_Exercise input_
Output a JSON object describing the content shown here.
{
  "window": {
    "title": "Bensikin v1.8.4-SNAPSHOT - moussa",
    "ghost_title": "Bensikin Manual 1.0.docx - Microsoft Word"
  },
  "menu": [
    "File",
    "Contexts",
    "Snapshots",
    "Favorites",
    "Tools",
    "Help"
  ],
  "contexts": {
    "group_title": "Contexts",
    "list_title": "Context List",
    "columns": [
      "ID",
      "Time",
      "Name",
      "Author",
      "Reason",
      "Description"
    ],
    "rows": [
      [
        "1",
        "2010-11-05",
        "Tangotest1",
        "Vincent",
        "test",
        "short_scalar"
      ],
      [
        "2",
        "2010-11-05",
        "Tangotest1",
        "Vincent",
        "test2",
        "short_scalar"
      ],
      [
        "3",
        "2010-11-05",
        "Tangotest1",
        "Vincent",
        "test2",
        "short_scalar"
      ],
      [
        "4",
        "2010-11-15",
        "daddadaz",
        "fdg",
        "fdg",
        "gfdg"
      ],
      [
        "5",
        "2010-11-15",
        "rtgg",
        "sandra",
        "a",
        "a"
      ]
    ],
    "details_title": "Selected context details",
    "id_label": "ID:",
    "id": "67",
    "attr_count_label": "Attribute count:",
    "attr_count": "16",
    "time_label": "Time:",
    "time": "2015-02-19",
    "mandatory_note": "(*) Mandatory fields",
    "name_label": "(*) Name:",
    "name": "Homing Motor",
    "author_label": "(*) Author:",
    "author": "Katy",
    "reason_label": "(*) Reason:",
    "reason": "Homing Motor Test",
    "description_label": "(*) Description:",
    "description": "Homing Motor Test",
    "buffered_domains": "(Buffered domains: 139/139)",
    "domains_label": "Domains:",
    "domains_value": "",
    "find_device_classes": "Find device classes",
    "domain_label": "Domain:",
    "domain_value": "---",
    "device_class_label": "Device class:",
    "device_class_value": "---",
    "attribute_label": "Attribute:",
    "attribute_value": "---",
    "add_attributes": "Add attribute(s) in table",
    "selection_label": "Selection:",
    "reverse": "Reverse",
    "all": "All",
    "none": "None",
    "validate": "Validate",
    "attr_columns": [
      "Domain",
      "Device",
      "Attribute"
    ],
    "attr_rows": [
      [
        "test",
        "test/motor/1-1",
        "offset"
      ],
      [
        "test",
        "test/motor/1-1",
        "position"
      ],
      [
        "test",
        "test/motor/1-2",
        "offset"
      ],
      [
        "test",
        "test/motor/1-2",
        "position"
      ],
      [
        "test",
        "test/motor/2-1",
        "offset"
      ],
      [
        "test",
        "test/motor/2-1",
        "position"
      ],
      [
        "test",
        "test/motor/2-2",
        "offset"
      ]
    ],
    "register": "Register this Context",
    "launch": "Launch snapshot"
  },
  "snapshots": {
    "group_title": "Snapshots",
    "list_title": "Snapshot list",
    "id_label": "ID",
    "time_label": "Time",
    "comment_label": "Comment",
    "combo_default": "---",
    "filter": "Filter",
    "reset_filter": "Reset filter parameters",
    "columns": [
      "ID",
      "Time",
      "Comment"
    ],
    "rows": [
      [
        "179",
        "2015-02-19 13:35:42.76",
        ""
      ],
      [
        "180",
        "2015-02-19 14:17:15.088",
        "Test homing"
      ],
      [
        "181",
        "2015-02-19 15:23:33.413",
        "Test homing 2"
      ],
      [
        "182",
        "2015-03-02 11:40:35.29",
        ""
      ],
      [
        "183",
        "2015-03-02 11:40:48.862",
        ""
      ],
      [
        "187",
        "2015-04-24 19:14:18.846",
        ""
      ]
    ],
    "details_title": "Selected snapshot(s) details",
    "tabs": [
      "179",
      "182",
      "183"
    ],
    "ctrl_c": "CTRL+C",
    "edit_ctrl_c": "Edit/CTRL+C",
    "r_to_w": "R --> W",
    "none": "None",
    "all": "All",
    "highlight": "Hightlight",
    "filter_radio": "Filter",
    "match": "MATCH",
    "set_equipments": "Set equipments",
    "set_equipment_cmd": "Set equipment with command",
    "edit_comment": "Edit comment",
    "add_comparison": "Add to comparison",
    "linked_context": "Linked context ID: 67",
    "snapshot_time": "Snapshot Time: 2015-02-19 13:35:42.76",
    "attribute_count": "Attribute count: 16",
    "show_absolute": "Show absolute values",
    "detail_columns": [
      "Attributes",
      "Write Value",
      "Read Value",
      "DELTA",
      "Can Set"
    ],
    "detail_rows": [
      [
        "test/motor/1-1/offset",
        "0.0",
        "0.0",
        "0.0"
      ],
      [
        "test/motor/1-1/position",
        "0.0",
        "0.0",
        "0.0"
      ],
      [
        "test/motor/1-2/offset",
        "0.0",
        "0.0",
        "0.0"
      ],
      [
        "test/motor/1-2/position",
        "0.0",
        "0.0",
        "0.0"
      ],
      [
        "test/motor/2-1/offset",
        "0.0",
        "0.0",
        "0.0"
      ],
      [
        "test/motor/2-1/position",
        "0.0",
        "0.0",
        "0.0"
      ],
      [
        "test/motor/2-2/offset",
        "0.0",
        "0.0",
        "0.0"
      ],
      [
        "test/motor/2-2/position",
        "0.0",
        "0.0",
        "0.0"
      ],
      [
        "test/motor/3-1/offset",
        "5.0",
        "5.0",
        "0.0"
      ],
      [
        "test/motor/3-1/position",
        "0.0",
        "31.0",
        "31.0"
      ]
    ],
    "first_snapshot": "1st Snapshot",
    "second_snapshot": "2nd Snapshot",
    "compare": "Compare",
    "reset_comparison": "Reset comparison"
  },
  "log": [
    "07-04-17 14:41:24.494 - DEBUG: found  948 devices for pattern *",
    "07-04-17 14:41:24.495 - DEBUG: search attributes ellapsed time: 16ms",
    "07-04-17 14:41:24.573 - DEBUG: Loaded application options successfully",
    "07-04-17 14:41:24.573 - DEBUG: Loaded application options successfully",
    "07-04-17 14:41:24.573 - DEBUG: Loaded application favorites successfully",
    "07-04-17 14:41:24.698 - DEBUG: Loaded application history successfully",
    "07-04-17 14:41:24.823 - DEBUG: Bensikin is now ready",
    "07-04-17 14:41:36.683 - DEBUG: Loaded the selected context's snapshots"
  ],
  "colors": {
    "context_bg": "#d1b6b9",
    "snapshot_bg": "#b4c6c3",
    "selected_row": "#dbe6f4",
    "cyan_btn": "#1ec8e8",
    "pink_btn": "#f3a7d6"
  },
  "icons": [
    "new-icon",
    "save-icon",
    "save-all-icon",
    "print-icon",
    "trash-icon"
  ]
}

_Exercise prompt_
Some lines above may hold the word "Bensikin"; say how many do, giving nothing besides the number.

_Task answer_
3